### Given data

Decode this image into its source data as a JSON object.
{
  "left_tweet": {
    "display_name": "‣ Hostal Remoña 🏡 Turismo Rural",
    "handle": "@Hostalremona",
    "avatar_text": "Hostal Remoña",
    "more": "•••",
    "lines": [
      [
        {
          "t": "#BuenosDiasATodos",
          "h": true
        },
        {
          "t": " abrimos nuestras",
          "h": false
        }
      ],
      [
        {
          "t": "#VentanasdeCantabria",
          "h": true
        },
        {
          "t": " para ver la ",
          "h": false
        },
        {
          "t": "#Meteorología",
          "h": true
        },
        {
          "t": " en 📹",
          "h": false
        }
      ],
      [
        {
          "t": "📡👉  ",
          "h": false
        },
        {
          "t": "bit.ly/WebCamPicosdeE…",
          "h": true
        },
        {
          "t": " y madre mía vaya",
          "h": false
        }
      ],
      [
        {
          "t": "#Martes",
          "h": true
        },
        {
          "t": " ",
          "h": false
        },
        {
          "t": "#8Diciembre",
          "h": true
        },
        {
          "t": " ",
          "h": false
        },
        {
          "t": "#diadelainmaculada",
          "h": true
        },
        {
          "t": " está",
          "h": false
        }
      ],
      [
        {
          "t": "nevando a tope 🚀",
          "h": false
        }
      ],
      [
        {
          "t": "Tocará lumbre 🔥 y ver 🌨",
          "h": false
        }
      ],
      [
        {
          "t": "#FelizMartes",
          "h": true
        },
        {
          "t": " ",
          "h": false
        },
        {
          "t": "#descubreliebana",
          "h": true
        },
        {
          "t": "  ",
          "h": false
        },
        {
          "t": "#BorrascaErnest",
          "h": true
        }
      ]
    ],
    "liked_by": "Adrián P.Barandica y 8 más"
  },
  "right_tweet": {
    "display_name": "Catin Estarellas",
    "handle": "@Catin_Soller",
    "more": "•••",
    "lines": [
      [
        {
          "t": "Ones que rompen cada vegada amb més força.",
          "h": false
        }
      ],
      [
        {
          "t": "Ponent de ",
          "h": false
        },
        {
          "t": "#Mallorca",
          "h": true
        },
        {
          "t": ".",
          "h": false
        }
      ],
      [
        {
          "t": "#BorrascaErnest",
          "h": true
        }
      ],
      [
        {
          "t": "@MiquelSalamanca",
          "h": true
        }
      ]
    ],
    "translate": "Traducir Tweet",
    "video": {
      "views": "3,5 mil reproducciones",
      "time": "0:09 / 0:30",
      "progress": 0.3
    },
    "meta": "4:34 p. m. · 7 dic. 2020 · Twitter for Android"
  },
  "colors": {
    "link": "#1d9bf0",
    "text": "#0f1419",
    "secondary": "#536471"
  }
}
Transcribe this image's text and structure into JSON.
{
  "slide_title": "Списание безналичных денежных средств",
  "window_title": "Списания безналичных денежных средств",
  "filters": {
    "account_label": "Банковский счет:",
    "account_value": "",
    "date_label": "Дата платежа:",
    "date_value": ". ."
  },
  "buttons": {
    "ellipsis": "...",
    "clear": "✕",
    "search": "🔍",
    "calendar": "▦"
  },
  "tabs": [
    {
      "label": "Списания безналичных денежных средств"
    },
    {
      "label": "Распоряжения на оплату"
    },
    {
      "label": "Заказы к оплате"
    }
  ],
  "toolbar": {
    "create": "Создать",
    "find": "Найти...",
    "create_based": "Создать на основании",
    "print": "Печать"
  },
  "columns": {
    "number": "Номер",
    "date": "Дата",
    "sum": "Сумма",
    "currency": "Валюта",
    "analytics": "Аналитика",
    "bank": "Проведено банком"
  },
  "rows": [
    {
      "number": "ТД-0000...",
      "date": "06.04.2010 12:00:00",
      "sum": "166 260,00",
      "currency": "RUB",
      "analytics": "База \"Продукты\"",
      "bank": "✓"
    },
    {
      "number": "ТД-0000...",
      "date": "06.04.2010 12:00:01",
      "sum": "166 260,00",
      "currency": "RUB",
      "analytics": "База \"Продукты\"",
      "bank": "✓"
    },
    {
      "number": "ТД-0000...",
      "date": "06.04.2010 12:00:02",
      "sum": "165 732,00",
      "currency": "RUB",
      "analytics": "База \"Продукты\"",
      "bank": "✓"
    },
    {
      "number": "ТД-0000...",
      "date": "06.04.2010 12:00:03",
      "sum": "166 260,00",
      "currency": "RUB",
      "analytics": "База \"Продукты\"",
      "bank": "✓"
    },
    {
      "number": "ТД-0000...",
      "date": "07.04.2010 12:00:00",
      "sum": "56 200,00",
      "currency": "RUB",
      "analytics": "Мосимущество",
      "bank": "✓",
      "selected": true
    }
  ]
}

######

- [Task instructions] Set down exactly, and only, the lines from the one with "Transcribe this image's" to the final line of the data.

- [Result below]
Transcribe this image's text and structure into JSON.
{
  "slide_title": "Списание безналичных денежных средств",
  "window_title": "Списания безналичных денежных средств",
  "filters": {
    "account_label": "Банковский счет:",
    "account_value": "",
    "date_label": "Дата платежа:",
    "date_value": ". ."
  },
  "buttons": {
    "ellipsis": "...",
    "clear": "✕",
    "search": "🔍",
    "calendar": "▦"
  },
  "tabs": [
    {
      "label": "Списания безналичных денежных средств"
    },
    {
      "label": "Распоряжения на оплату"
    },
    {
      "label": "Заказы к оплате"
    }
  ],
  "toolbar": {
    "create": "Создать",
    "find": "Найти...",
    "create_based": "Создать на основании",
    "print": "Печать"
  },
  "columns": {
    "number": "Номер",
    "date": "Дата",
    "sum": "Сумма",
    "currency": "Валюта",
    "analytics": "Аналитика",
    "bank": "Проведено банком"
  },
  "rows": [
    {
      "number": "ТД-0000...",
      "date": "06.04.2010 12:00:00",
      "sum": "166 260,00",
      "currency": "RUB",
      "analytics": "База \"Продукты\"",
      "bank": "✓"
    },
    {
      "number": "ТД-0000...",
      "date": "06.04.2010 12:00:01",
      "sum": "166 260,00",
      "currency": "RUB",
      "analytics": "База \"Продукты\"",
      "bank": "✓"
    },
    {
      "number": "ТД-0000...",
      "date": "06.04.2010 12:00:02",
      "sum": "165 732,00",
      "currency": "RUB",
      "analytics": "База \"Продукты\"",
      "bank": "✓"
    },
    {
      "number": "ТД-0000...",
      "date": "06.04.2010 12:00:03",
      "sum": "166 260,00",
      "currency": "RUB",
      "analytics": "База \"Продукты\"",
      "bank": "✓"
    },
    {
      "number": "ТД-0000...",
      "date": "07.04.2010 12:00:00",
      "sum": "56 200,00",
      "currency": "RUB",
      "analytics": "Мосимущество",
      "bank": "✓",
      "selected": true
    }
  ]
}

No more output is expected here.